-- Opening Marker --
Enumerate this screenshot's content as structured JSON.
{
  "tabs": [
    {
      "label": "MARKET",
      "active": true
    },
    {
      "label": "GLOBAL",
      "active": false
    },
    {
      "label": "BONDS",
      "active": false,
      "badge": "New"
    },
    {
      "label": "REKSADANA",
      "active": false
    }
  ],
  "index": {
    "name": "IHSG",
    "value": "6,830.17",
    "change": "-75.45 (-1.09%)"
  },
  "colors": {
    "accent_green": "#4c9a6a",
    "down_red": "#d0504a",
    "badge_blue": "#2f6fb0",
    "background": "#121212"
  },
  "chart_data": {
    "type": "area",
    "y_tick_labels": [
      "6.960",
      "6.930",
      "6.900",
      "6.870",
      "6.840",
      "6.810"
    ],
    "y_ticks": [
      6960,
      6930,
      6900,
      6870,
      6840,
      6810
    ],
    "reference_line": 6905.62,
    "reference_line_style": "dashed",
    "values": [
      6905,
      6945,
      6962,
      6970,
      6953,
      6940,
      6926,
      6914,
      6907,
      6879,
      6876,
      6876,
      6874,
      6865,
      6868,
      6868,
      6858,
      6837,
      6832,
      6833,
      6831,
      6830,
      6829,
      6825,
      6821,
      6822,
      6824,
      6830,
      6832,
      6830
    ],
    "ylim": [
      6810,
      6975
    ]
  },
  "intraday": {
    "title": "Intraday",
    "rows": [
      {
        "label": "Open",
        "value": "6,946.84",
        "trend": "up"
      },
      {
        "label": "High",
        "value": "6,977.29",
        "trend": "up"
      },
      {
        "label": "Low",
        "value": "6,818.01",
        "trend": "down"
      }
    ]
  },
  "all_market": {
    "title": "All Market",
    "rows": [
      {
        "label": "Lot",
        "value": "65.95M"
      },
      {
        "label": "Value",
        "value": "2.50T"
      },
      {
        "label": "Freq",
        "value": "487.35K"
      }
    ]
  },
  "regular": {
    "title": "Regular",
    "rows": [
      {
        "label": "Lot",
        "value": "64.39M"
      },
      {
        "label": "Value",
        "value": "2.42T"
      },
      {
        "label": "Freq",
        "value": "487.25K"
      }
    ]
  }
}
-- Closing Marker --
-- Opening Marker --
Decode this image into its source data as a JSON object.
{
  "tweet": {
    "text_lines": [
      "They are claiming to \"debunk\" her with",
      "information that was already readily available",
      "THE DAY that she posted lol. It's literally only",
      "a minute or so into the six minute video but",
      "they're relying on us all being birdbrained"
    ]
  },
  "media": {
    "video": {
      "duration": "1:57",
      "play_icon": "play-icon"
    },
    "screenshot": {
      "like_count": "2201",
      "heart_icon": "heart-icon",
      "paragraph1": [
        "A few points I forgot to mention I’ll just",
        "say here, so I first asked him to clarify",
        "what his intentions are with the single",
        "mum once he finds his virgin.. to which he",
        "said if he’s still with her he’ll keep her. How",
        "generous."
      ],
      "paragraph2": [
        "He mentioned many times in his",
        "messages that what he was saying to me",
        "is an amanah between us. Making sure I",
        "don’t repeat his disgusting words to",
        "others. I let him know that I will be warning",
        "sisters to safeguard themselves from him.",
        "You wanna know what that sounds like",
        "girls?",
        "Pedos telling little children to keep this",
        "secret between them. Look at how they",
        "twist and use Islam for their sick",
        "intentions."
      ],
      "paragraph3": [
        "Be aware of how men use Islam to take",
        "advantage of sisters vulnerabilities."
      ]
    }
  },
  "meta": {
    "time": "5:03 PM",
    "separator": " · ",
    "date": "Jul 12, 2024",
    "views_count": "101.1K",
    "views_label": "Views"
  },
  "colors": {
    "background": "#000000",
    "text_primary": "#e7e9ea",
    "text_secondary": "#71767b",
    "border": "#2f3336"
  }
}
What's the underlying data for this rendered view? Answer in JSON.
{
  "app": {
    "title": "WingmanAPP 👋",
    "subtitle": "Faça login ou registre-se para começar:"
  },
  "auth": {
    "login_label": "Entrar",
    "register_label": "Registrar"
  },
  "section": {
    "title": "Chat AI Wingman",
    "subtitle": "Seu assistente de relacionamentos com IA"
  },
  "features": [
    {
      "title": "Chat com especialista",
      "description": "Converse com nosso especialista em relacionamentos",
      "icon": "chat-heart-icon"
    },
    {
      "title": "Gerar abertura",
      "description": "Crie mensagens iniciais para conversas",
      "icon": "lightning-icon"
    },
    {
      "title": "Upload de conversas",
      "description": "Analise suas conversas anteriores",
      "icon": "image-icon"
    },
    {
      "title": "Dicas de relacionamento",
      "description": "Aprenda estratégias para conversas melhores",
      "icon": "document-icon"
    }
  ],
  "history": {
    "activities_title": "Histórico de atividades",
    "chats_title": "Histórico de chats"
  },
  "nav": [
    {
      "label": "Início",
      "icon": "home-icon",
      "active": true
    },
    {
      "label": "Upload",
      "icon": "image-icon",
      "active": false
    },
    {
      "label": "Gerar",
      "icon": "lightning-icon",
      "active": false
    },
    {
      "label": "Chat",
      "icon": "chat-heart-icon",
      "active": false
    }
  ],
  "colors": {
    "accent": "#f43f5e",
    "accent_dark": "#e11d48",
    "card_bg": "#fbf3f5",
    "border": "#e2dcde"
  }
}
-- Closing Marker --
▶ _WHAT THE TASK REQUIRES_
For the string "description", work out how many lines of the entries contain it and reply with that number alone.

▶ _WRITTEN RESPONSE_
4